“Man, I wish I started yoga when I was fourteen years old!” We’ve all said some version of this. It would just be soo much easier. The binds, the backbends, the will power. Physically, yes this is true. Your body learns and heals faster when you’re a teen. But what would you have been able to use your physical practice for? How would it have changed your behavior if everything just came naturally?
In our summer philosophy course, my teacher David Garrigues said that the older you get, the more opportunity for suffering you have. WHAT?!
Yes! More opportunity for obstacles because facing, observing, and possibly overcoming them means growing as an individual. Challenges force you to question who you are, your purpose and what you want out of this slice of the universe.
Hey, even if you had started yoga at fourteen there would STILL be challenges. Frankly, I would argue that it would be beneficial to study a different discipline so that could learn something exciting and new rather than leaning into your strengths.
Sri Swami Satchidananda writes in his translation of The Yoga Sutras of Patanjali, “Yoga practice is like an obstacle race; many obstructions are purposely put on the way for us to pass through…We seem to need to be challenged and tested in order to understand our own capacities…If a river just flows easily, the water does not express its power. But once you put an obstacle to the flow by constructing a dam, then you can see its strength in the form of tremendous electrical power” (2012, p. 48).
It’s true. Daily practice requires physical expressions and a quiet mind. This helps us better understand who we are beyond the mind chatter and physical projections.
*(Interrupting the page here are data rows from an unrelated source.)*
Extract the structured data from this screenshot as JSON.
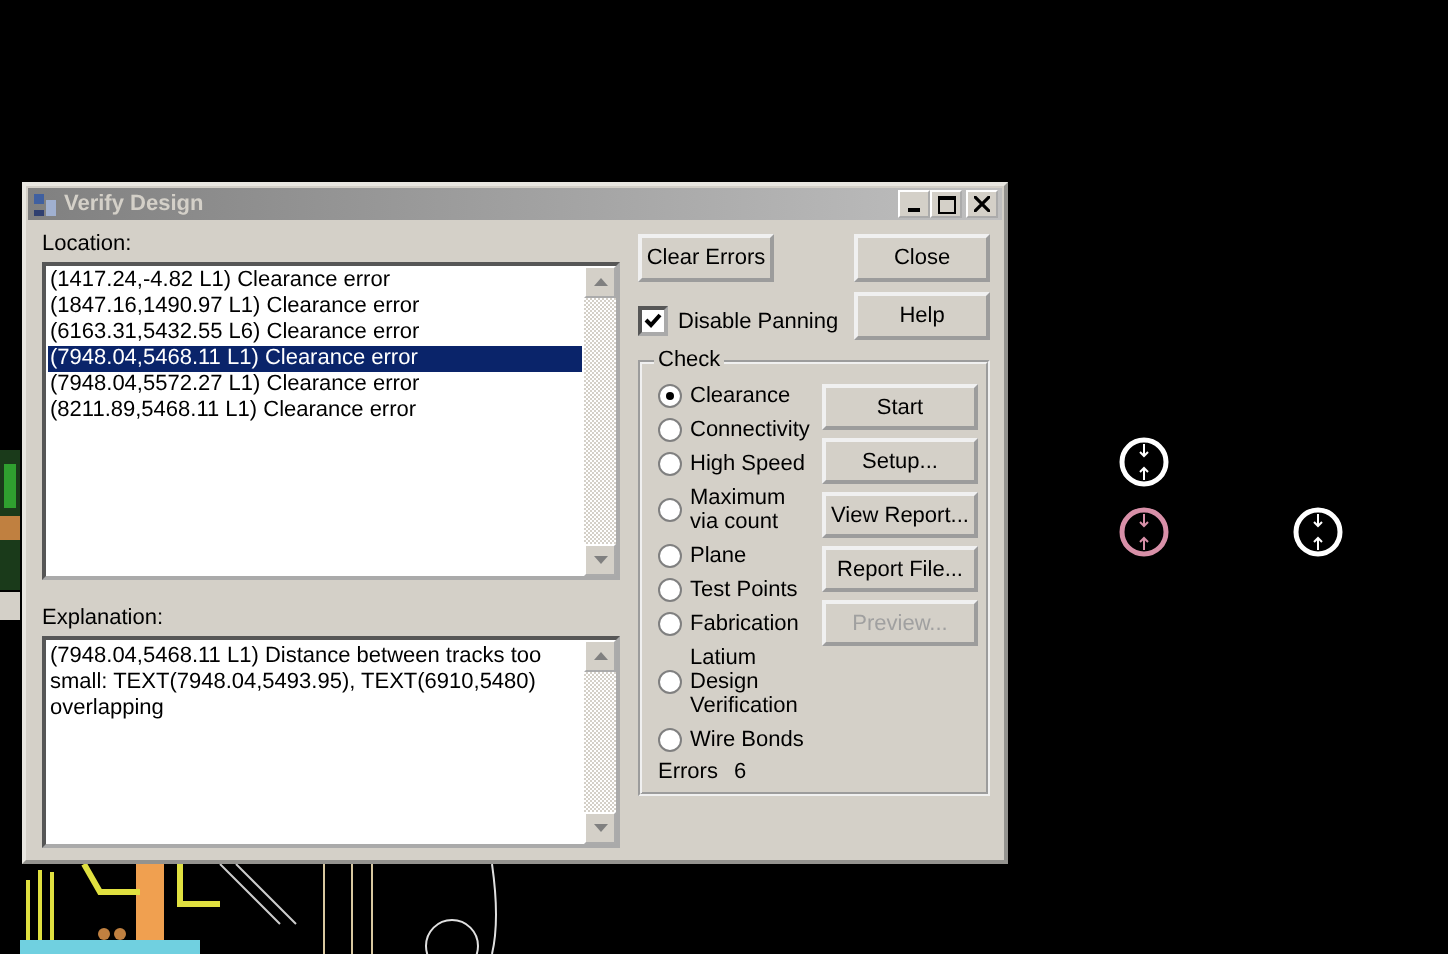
{
  "window": {
    "title": "Verify Design",
    "active": false
  },
  "location": {
    "label": "Location:",
    "items": [
      {
        "text": "(1417.24,-4.82 L1) Clearance error",
        "selected": false
      },
      {
        "text": "(1847.16,1490.97 L1) Clearance error",
        "selected": false
      },
      {
        "text": "(6163.31,5432.55 L6) Clearance error",
        "selected": false
      },
      {
        "text": "(7948.04,5468.11 L1) Clearance error",
        "selected": true
      },
      {
        "text": "(7948.04,5572.27 L1) Clearance error",
        "selected": false
      },
      {
        "text": "(8211.89,5468.11 L1) Clearance error",
        "selected": false
      }
    ]
  },
  "explanation": {
    "label": "Explanation:",
    "text": "(7948.04,5468.11 L1) Distance between tracks too small: TEXT(7948.04,5493.95), TEXT(6910,5480) overlapping"
  },
  "clear_errors_button": "Clear Errors",
  "close_button": "Close",
  "help_button": "Help",
  "disable_panning": {
    "label": "Disable Panning",
    "checked": true
  },
  "check": {
    "label": "Check",
    "options": [
      {
        "label": "Clearance",
        "selected": true
      },
      {
        "label": "Connectivity",
        "selected": false
      },
      {
        "label": "High Speed",
        "selected": false
      },
      {
        "label": "Maximum via count",
        "selected": false
      },
      {
        "label": "Plane",
        "selected": false
      },
      {
        "label": "Test Points",
        "selected": false
      },
      {
        "label": "Fabrication",
        "selected": false
      },
      {
        "label": "Latium Design Verification",
        "selected": false
      },
      {
        "label": "Wire Bonds",
        "selected": false
      }
    ],
    "actions": [
      {
        "label": "Start",
        "disabled": false
      },
      {
        "label": "Setup...",
        "disabled": false
      },
      {
        "label": "View Report...",
        "disabled": false
      },
      {
        "label": "Report File...",
        "disabled": false
      },
      {
        "label": "Preview...",
        "disabled": true
      }
    ],
    "errors_label": "Errors",
    "errors_count": "6"
  }
}
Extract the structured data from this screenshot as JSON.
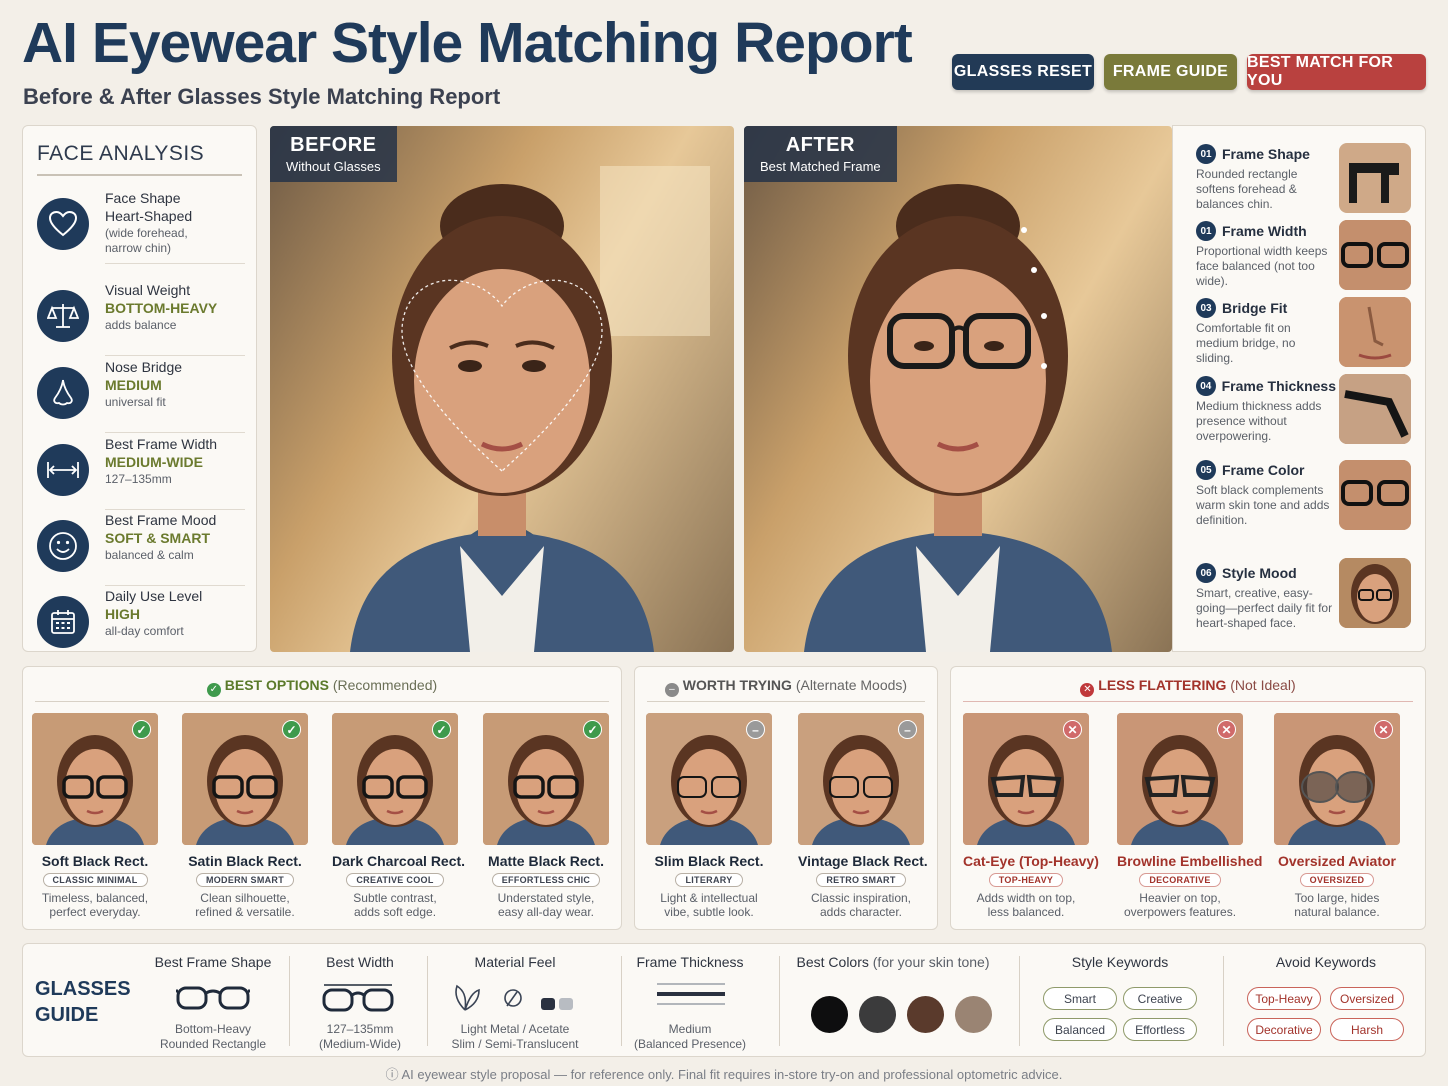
{
  "header": {
    "title": "AI Eyewear Style Matching Report",
    "subtitle": "Before & After Glasses Style Matching Report",
    "buttons": [
      {
        "label": "GLASSES RESET",
        "color": "#223a56"
      },
      {
        "label": "FRAME GUIDE",
        "color": "#7a7a3a"
      },
      {
        "label": "BEST MATCH FOR YOU",
        "color": "#b9413f"
      }
    ]
  },
  "face_analysis": {
    "title": "FACE ANALYSIS",
    "items": [
      {
        "icon": "heart-icon",
        "label": "Face Shape",
        "value": "Heart-Shaped",
        "detail": "(wide forehead,\nnarrow chin)"
      },
      {
        "icon": "balance-scale-icon",
        "label": "Visual Weight",
        "value": "BOTTOM-HEAVY",
        "detail": "adds balance"
      },
      {
        "icon": "nose-icon",
        "label": "Nose Bridge",
        "value": "MEDIUM",
        "detail": "universal fit"
      },
      {
        "icon": "width-arrows-icon",
        "label": "Best Frame Width",
        "value": "MEDIUM-WIDE",
        "detail": "127–135mm"
      },
      {
        "icon": "smile-icon",
        "label": "Best Frame Mood",
        "value": "SOFT & SMART",
        "detail": "balanced & calm"
      },
      {
        "icon": "calendar-icon",
        "label": "Daily Use Level",
        "value": "HIGH",
        "detail": "all-day comfort"
      }
    ]
  },
  "before": {
    "label": "BEFORE",
    "sub": "Without Glasses"
  },
  "after": {
    "label": "AFTER",
    "sub": "Best Matched Frame"
  },
  "details": [
    {
      "num": "01",
      "title": "Frame Shape",
      "text": "Rounded rectangle softens forehead & balances chin."
    },
    {
      "num": "01",
      "title": "Frame Width",
      "text": "Proportional width keeps face balanced (not too wide)."
    },
    {
      "num": "03",
      "title": "Bridge Fit",
      "text": "Comfortable fit on medium bridge, no sliding."
    },
    {
      "num": "04",
      "title": "Frame Thickness",
      "text": "Medium thickness adds presence without overpowering."
    },
    {
      "num": "05",
      "title": "Frame Color",
      "text": "Soft black complements warm skin tone and adds definition."
    },
    {
      "num": "06",
      "title": "Style Mood",
      "text": "Smart, creative, easy-going—perfect daily fit for heart-shaped face."
    }
  ],
  "best_options": {
    "title": "BEST OPTIONS",
    "note": "(Recommended)",
    "cards": [
      {
        "name": "Soft Black Rect.",
        "tag": "CLASSIC MINIMAL",
        "desc": "Timeless, balanced,\nperfect everyday."
      },
      {
        "name": "Satin Black Rect.",
        "tag": "MODERN SMART",
        "desc": "Clean silhouette,\nrefined & versatile."
      },
      {
        "name": "Dark Charcoal Rect.",
        "tag": "CREATIVE COOL",
        "desc": "Subtle contrast,\nadds soft edge."
      },
      {
        "name": "Matte Black Rect.",
        "tag": "EFFORTLESS CHIC",
        "desc": "Understated style,\neasy all-day wear."
      }
    ]
  },
  "worth_trying": {
    "title": "WORTH TRYING",
    "note": "(Alternate Moods)",
    "cards": [
      {
        "name": "Slim Black Rect.",
        "tag": "LITERARY",
        "desc": "Light & intellectual\nvibe, subtle look."
      },
      {
        "name": "Vintage Black Rect.",
        "tag": "RETRO SMART",
        "desc": "Classic inspiration,\nadds character."
      }
    ]
  },
  "less_flattering": {
    "title": "LESS FLATTERING",
    "note": "(Not Ideal)",
    "cards": [
      {
        "name": "Cat-Eye (Top-Heavy)",
        "tag": "TOP-HEAVY",
        "desc": "Adds width on top,\nless balanced."
      },
      {
        "name": "Browline Embellished",
        "tag": "DECORATIVE",
        "desc": "Heavier on top,\noverpowers features."
      },
      {
        "name": "Oversized Aviator",
        "tag": "OVERSIZED",
        "desc": "Too large, hides\nnatural balance."
      }
    ]
  },
  "guide": {
    "title": "GLASSES\nGUIDE",
    "shape_head": "Best Frame Shape",
    "shape_text": "Bottom-Heavy\nRounded Rectangle",
    "width_head": "Best Width",
    "width_text": "127–135mm\n(Medium-Wide)",
    "material_head": "Material Feel",
    "material_text": "Light Metal / Acetate\nSlim / Semi-Translucent",
    "thick_head": "Frame Thickness",
    "thick_text": "Medium\n(Balanced Presence)",
    "colors_head": "Best Colors",
    "colors_note": "(for your skin tone)",
    "colors": [
      "#0e0e0f",
      "#3b3b3c",
      "#5a3a2c",
      "#9a8473"
    ],
    "style_head": "Style Keywords",
    "style_kw": [
      "Smart",
      "Creative",
      "Balanced",
      "Effortless"
    ],
    "avoid_head": "Avoid Keywords",
    "avoid_kw": [
      "Top-Heavy",
      "Oversized",
      "Decorative",
      "Harsh"
    ]
  },
  "footer": "AI eyewear style proposal — for reference only. Final fit requires in-store try-on and professional optometric advice."
}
Our attitude and expectations impact our experience. Opportunities often yield gratitude. Thanks for the chance or the experience. If we look at these physical challenges as negative then we’ll never truly understand what we may learn. It is our choice how we experience the world. The Hatha Yoga Pradipika says that enthusiasm and perseverance are basic requirements for success in yoga. Treating each practice as brand new, listening for the lessons.
When presented with a challenge you can grimace, push through pain, quit altogether OR you can learn the mechanics of your anatomy, test your physical limitations and accept them graciously for what they CAN do. You can also listen to what goes on in your mind. You could berate yourself, identify with your body as your entire being OR you could enthusiastically listen to your body’s direction and compassionately watch what passes through your mind.
The choice is yours! I am so very grateful for these countless DAILY lessons (even though I sometimes forget and have an internal tantrum.)